What is expected
The records below must be reproduced exactly, excluding any pictures.
Segment Start: Data for the task
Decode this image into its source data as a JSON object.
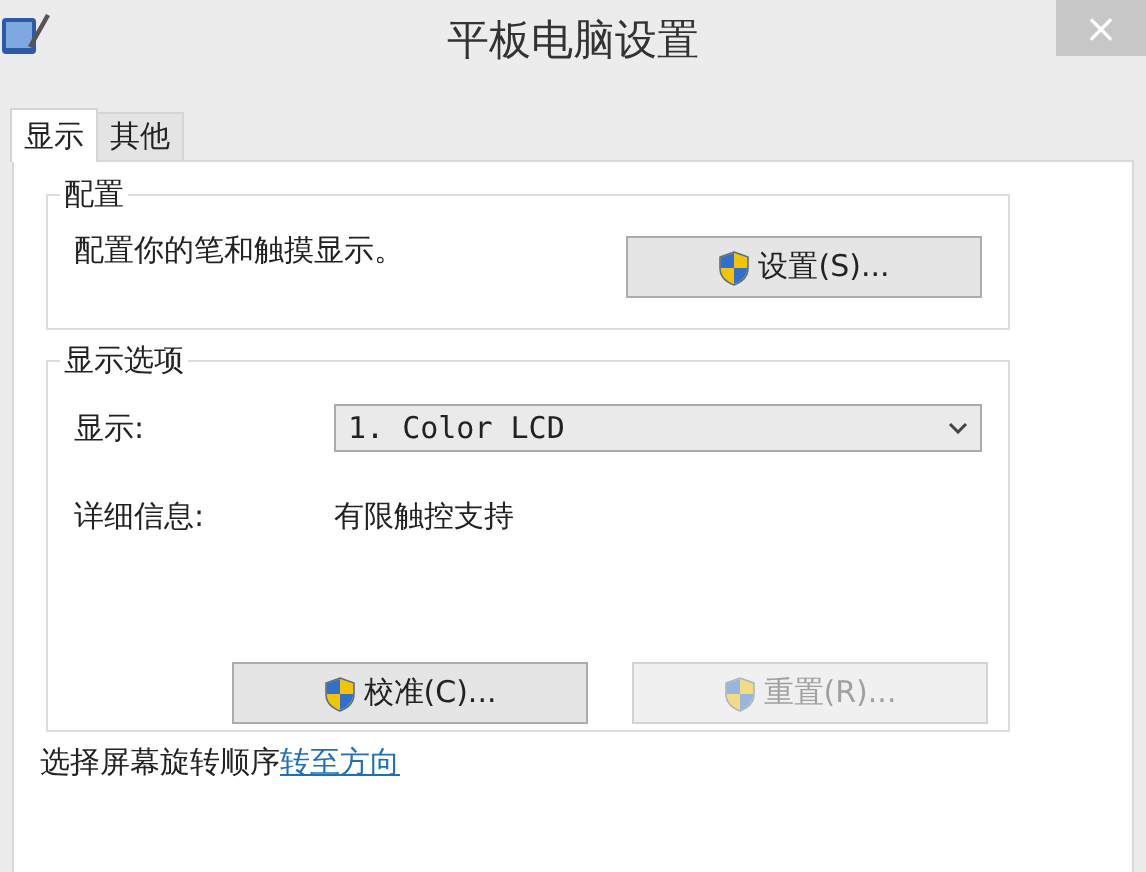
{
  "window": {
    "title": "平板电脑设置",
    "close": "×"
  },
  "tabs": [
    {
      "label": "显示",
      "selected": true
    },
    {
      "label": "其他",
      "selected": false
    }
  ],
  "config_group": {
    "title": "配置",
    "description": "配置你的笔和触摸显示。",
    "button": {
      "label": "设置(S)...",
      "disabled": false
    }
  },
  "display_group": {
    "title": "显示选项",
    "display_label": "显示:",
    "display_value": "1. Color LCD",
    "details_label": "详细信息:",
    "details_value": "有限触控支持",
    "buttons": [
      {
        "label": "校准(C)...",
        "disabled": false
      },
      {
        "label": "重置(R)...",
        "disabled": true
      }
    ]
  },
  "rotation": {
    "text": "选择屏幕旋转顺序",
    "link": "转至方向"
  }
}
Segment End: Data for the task
Task solution
Decode this image into its source data as a JSON object.
{
  "window": {
    "title": "平板电脑设置",
    "close": "×"
  },
  "tabs": [
    {
      "label": "显示",
      "selected": true
    },
    {
      "label": "其他",
      "selected": false
    }
  ],
  "config_group": {
    "title": "配置",
    "description": "配置你的笔和触摸显示。",
    "button": {
      "label": "设置(S)...",
      "disabled": false
    }
  },
  "display_group": {
    "title": "显示选项",
    "display_label": "显示:",
    "display_value": "1. Color LCD",
    "details_label": "详细信息:",
    "details_value": "有限触控支持",
    "buttons": [
      {
        "label": "校准(C)...",
        "disabled": false
      },
      {
        "label": "重置(R)...",
        "disabled": true
      }
    ]
  },
  "rotation": {
    "text": "选择屏幕旋转顺序",
    "link": "转至方向"
  }
}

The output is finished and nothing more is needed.